» **WORK ITEM**: Within the data below, copy each line where the string "PIECES" is found.

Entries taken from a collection
....
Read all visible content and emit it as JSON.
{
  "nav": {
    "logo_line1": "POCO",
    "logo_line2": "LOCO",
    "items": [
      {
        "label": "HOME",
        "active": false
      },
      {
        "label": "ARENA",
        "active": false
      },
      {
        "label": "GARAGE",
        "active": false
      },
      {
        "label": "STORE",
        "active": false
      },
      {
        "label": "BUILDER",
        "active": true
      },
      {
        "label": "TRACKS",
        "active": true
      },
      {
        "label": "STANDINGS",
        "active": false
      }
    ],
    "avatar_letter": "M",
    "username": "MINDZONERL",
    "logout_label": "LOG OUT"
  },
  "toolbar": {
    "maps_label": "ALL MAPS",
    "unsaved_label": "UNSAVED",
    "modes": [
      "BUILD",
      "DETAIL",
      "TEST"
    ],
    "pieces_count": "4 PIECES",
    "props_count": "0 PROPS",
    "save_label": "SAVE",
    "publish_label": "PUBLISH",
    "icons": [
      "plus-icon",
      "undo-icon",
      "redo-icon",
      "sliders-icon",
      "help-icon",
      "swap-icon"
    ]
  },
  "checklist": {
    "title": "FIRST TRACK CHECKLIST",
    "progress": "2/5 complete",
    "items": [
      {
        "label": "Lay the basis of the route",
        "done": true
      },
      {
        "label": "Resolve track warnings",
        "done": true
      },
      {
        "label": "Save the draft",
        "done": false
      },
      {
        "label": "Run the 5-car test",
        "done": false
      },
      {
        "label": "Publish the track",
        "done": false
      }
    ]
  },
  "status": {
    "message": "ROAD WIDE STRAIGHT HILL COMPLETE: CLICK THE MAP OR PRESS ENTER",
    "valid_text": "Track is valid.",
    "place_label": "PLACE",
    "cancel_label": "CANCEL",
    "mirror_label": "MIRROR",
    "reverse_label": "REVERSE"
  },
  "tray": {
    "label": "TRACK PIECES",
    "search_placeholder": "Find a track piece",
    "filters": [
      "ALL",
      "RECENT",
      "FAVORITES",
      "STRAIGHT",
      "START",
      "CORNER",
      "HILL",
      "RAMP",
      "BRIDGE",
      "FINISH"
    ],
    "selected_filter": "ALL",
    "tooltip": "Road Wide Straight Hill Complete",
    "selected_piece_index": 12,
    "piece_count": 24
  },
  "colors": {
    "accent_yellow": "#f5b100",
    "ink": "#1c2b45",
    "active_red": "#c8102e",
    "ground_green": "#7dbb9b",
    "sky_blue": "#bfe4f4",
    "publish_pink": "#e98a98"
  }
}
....
» **SOLUTION FOR THIS PROBLEM**:
    "pieces_count": "4 PIECES",
    "label": "TRACK PIECES",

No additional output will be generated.